“The Executive Order on AI overlooks the crucial roles of workers like data labelers and global domain experts, essential in data production for machine learning.”

Professor Rajesh Veeraraghavan, Assistant Professor in Science, Technology and International Affairs at the School of Foreign Service, believes that while the recent Executive Order “acknowledges workers and labor unions as important stakeholders, primarily in terms of the harm caused to them, an inclusive analysis of AI’s global labor process is needed, focusing beyond just the impact on workers, to center the work and futures of all workers globally to prevent exploitation and deskilling.”

“I am uncertain whether mainstream media and social media platforms are prepared for the potential onslaught of disinformation.”

MDI Scholar Zhiqiang Ji (MS-DSPP ’24) believes that “the executive order addresses nearly all conceivable risks associated with AI at this time, including a specific focus on ‘reducing the risks posed by synthetic content.’” However, he warned that he is “concerned about how the general public—many of whom may be unaware of ChatGPT, Bard, Stable Diffusion, or Pika Lab, and how easy it is for a tech-savvy graduate student to create a data science tutorial video with synthetic voices of Morgan Freeman, Barack Obama, and Donald Trump (a project developed by one of our DSPP cohorts last semester)—will handle the confusion, frustration, and atmosphere of distrust that may arise amidst a flood of political disinformation.”

MDI Faculty Affiliate Rajesh Veeraraghavan taught a first-year proseminar entitled “Politics of Data” throughout the Fall 2023 Semester.

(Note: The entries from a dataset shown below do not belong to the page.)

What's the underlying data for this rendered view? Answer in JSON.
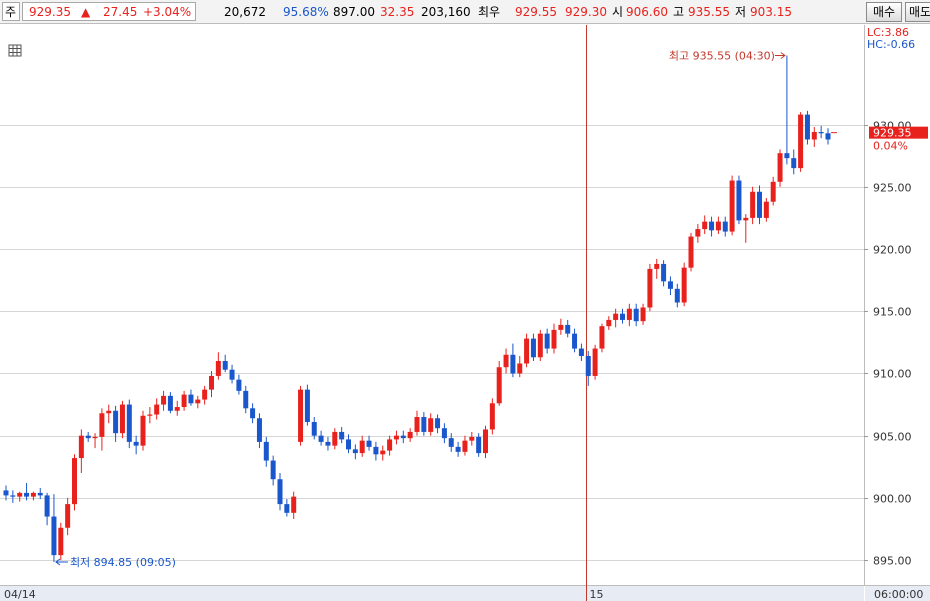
{
  "toolbar": {
    "code_label": "주",
    "price": "929.35",
    "change_arrow": "▲",
    "change": "27.45",
    "change_pct": "+3.04%",
    "volume": "20,672",
    "volume_ratio": "95.68%",
    "val_a": "897.00",
    "val_b": "32.35",
    "val_c": "203,160",
    "best_label": "최우",
    "best_ask": "929.55",
    "best_bid": "929.30",
    "open_label": "시",
    "open": "906.60",
    "high_label": "고",
    "high": "935.55",
    "low_label": "저",
    "low": "903.15",
    "buy_button": "매수",
    "sell_button": "매도"
  },
  "colors": {
    "up": "#e8211d",
    "down": "#1a56cc",
    "grid": "#d6d6d6",
    "divider": "#c0392b"
  },
  "icons": {
    "grid_toggle": "grid-icon"
  },
  "chart_data": {
    "type": "candlestick",
    "ylim": [
      893,
      938
    ],
    "y_ticks": [
      "930.00",
      "925.00",
      "920.00",
      "915.00",
      "910.00",
      "905.00",
      "900.00",
      "895.00"
    ],
    "x_labels": [
      "04/14",
      "15"
    ],
    "time_axis_label": "06:00:00",
    "info_labels": {
      "lc": "LC:3.86",
      "hc": "HC:-0.66"
    },
    "current": {
      "price": "929.35",
      "pct": "0.04%"
    },
    "high_annotation": "최고 935.55 (04:30)",
    "low_annotation": "최저 894.85 (09:05)",
    "day_divider_index": 85,
    "candles": [
      [
        900.6,
        901.0,
        899.8,
        900.2
      ],
      [
        900.2,
        900.6,
        899.6,
        900.1
      ],
      [
        900.1,
        900.5,
        899.7,
        900.4
      ],
      [
        900.4,
        901.2,
        899.8,
        900.1
      ],
      [
        900.1,
        900.5,
        899.8,
        900.4
      ],
      [
        900.4,
        900.8,
        899.9,
        900.2
      ],
      [
        900.2,
        900.4,
        897.8,
        898.5
      ],
      [
        898.5,
        900.3,
        894.85,
        895.4
      ],
      [
        895.4,
        898.0,
        895.0,
        897.6
      ],
      [
        897.6,
        900.0,
        897.0,
        899.5
      ],
      [
        899.5,
        903.5,
        899.0,
        903.2
      ],
      [
        903.2,
        905.5,
        902.0,
        905.0
      ],
      [
        905.0,
        905.3,
        904.5,
        904.8
      ],
      [
        904.8,
        905.2,
        904.0,
        904.9
      ],
      [
        904.9,
        907.2,
        903.8,
        906.8
      ],
      [
        906.8,
        907.5,
        906.0,
        907.0
      ],
      [
        907.0,
        907.4,
        904.5,
        905.2
      ],
      [
        905.2,
        907.8,
        904.8,
        907.5
      ],
      [
        907.5,
        907.9,
        904.0,
        904.5
      ],
      [
        904.5,
        905.0,
        903.5,
        904.2
      ],
      [
        904.2,
        907.0,
        903.8,
        906.6
      ],
      [
        906.6,
        907.3,
        906.0,
        906.7
      ],
      [
        906.7,
        908.0,
        906.3,
        907.5
      ],
      [
        907.5,
        908.6,
        907.0,
        908.2
      ],
      [
        908.2,
        908.5,
        906.8,
        907.0
      ],
      [
        907.0,
        907.8,
        906.6,
        907.3
      ],
      [
        907.3,
        908.6,
        907.0,
        908.3
      ],
      [
        908.3,
        908.7,
        907.4,
        907.6
      ],
      [
        907.6,
        908.2,
        907.2,
        907.9
      ],
      [
        907.9,
        909.0,
        907.5,
        908.7
      ],
      [
        908.7,
        910.2,
        908.1,
        909.8
      ],
      [
        909.8,
        911.7,
        909.5,
        911.0
      ],
      [
        911.0,
        911.5,
        910.1,
        910.3
      ],
      [
        910.3,
        910.7,
        909.2,
        909.5
      ],
      [
        909.5,
        909.9,
        908.3,
        908.6
      ],
      [
        908.6,
        909.0,
        906.8,
        907.2
      ],
      [
        907.2,
        907.6,
        906.0,
        906.4
      ],
      [
        906.4,
        906.8,
        904.0,
        904.5
      ],
      [
        904.5,
        904.9,
        902.5,
        903.0
      ],
      [
        903.0,
        903.4,
        901.0,
        901.5
      ],
      [
        901.5,
        902.0,
        899.0,
        899.5
      ],
      [
        899.5,
        899.9,
        898.5,
        898.8
      ],
      [
        898.8,
        900.5,
        898.3,
        900.1
      ],
      [
        904.5,
        909.0,
        904.2,
        908.7
      ],
      [
        908.7,
        909.1,
        905.8,
        906.1
      ],
      [
        906.1,
        906.5,
        904.7,
        905.0
      ],
      [
        905.0,
        905.4,
        904.2,
        904.5
      ],
      [
        904.5,
        904.9,
        903.8,
        904.2
      ],
      [
        904.2,
        905.6,
        903.9,
        905.3
      ],
      [
        905.3,
        905.7,
        904.4,
        904.7
      ],
      [
        904.7,
        905.1,
        903.6,
        903.9
      ],
      [
        903.9,
        904.3,
        903.1,
        903.6
      ],
      [
        903.6,
        905.0,
        903.3,
        904.6
      ],
      [
        904.6,
        905.0,
        903.8,
        904.1
      ],
      [
        904.1,
        904.5,
        903.0,
        903.5
      ],
      [
        903.5,
        904.2,
        903.0,
        903.8
      ],
      [
        903.8,
        905.0,
        903.4,
        904.7
      ],
      [
        904.7,
        905.4,
        904.3,
        905.0
      ],
      [
        905.0,
        905.4,
        904.4,
        904.8
      ],
      [
        904.8,
        905.6,
        904.5,
        905.3
      ],
      [
        905.3,
        907.0,
        905.0,
        906.5
      ],
      [
        906.5,
        906.9,
        905.0,
        905.3
      ],
      [
        905.3,
        906.8,
        905.0,
        906.4
      ],
      [
        906.4,
        906.7,
        905.2,
        905.6
      ],
      [
        905.6,
        906.0,
        904.4,
        904.8
      ],
      [
        904.8,
        905.2,
        903.7,
        904.1
      ],
      [
        904.1,
        904.5,
        903.3,
        903.7
      ],
      [
        903.7,
        905.0,
        903.4,
        904.6
      ],
      [
        904.6,
        905.3,
        904.2,
        904.9
      ],
      [
        904.9,
        905.2,
        903.3,
        903.6
      ],
      [
        903.6,
        905.8,
        903.2,
        905.5
      ],
      [
        905.5,
        908.0,
        905.1,
        907.6
      ],
      [
        907.6,
        911.0,
        907.4,
        910.5
      ],
      [
        910.5,
        912.0,
        910.0,
        911.5
      ],
      [
        911.5,
        912.4,
        909.7,
        910.0
      ],
      [
        910.0,
        911.4,
        909.7,
        910.8
      ],
      [
        910.8,
        913.2,
        910.5,
        912.8
      ],
      [
        912.8,
        913.2,
        911.0,
        911.3
      ],
      [
        911.3,
        913.5,
        911.0,
        913.2
      ],
      [
        913.2,
        913.6,
        911.6,
        912.0
      ],
      [
        912.0,
        914.0,
        911.6,
        913.5
      ],
      [
        913.5,
        914.4,
        913.1,
        913.9
      ],
      [
        913.9,
        914.3,
        912.9,
        913.2
      ],
      [
        913.2,
        913.6,
        911.7,
        912.0
      ],
      [
        912.0,
        912.4,
        911.0,
        911.4
      ],
      [
        911.4,
        911.8,
        909.0,
        909.8
      ],
      [
        909.8,
        912.3,
        909.5,
        912.0
      ],
      [
        912.0,
        914.0,
        911.7,
        913.8
      ],
      [
        913.8,
        914.6,
        913.5,
        914.3
      ],
      [
        914.3,
        915.2,
        913.7,
        914.8
      ],
      [
        914.8,
        915.2,
        914.0,
        914.3
      ],
      [
        914.3,
        915.6,
        913.8,
        915.2
      ],
      [
        915.2,
        915.6,
        913.8,
        914.2
      ],
      [
        914.2,
        915.6,
        913.9,
        915.3
      ],
      [
        915.3,
        918.8,
        915.0,
        918.4
      ],
      [
        918.4,
        919.2,
        917.6,
        918.8
      ],
      [
        918.8,
        919.1,
        917.0,
        917.4
      ],
      [
        917.4,
        917.8,
        916.3,
        916.8
      ],
      [
        916.8,
        917.2,
        915.3,
        915.7
      ],
      [
        915.7,
        918.9,
        915.4,
        918.5
      ],
      [
        918.5,
        921.3,
        918.2,
        921.0
      ],
      [
        921.0,
        922.0,
        920.5,
        921.6
      ],
      [
        921.6,
        922.7,
        921.2,
        922.2
      ],
      [
        922.2,
        922.6,
        921.0,
        921.5
      ],
      [
        921.5,
        922.6,
        921.2,
        922.2
      ],
      [
        922.2,
        922.6,
        921.0,
        921.4
      ],
      [
        921.4,
        925.9,
        921.1,
        925.5
      ],
      [
        925.5,
        925.9,
        922.0,
        922.3
      ],
      [
        922.3,
        922.8,
        920.5,
        922.5
      ],
      [
        922.5,
        925.0,
        922.0,
        924.6
      ],
      [
        924.6,
        925.1,
        922.0,
        922.5
      ],
      [
        922.5,
        924.1,
        922.2,
        923.8
      ],
      [
        923.8,
        925.8,
        923.5,
        925.4
      ],
      [
        925.4,
        928.0,
        925.0,
        927.7
      ],
      [
        927.7,
        935.55,
        926.8,
        927.3
      ],
      [
        927.3,
        928.0,
        926.0,
        926.5
      ],
      [
        926.5,
        931.0,
        926.2,
        930.8
      ],
      [
        930.8,
        931.1,
        928.4,
        928.8
      ],
      [
        928.8,
        929.8,
        928.2,
        929.4
      ],
      [
        929.4,
        929.9,
        928.9,
        929.3
      ],
      [
        929.3,
        929.7,
        928.4,
        928.8
      ]
    ]
  }
}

His students shared their analysis of the Biden Administration’s Executive Order (EO) on AI in a collated report, compiled by Cate Kanapathy (SFS ’27) and Tuqa Alibadi (SFS ’27) under Professor Veeraraghavan’s supervision. 

The report praised the EO for mandating accountability, for its level-headedness in addressing both innovation potential and the minimization of harm, and for its incorporation of public input. However, the students highlight several weaknesses of the EO: overly specific, often misinformed technological mandates; a lack of explainability and consequences; the exclusion of certain fields; limited enforcement of rules; and an insufficient emphasis on the sociotechnical.

Here are a few highlights of the students’ thoughts. The full report is available here.

“Implementing an EO of this size and nuance will be extremely difficult.”

Jake Farber (SFS ’27) believes that “even though there are timelines within the document, they are aggressive and do not leave much room for potential issues that may come up throughout the process of rolling out this order.” One of Farber’s recommendations is “to implement the new AI EO into existing structures rather than trying to produce whole new agencies and expand the bureaucracy even further.”

“The limited legal scope of an executive order has prohibited what the White House can do to regulate AI without the help of Congress, greatly hurting its abilities to enforce the goals it sets forth.”

Lucas Holden (SFS ’27) highlights that “the burden now falls on local and state governments to adopt similar frameworks, and on Congress to strengthen AI regulation, regulate the private sector, and continue the progress the White House has begun.”

“While President Biden’s AI executive order is a strong message that encourages hard accountability, innovation, and US leadership in AI governance, it falls short by taking a superficial approach to AI harms related to climate change, pre-deployment, use cases, and bias.”

Jamie Alford (SFS ’27)  thinks that “it is unquestionable that Biden’s recent AI executive order is a critical first step toward AI governance.” However, Alford believes its “limited scope could worsen existing harms with the increased use of AI in the government, which is why comprehensive legislation is necessary for the future of AI governance.”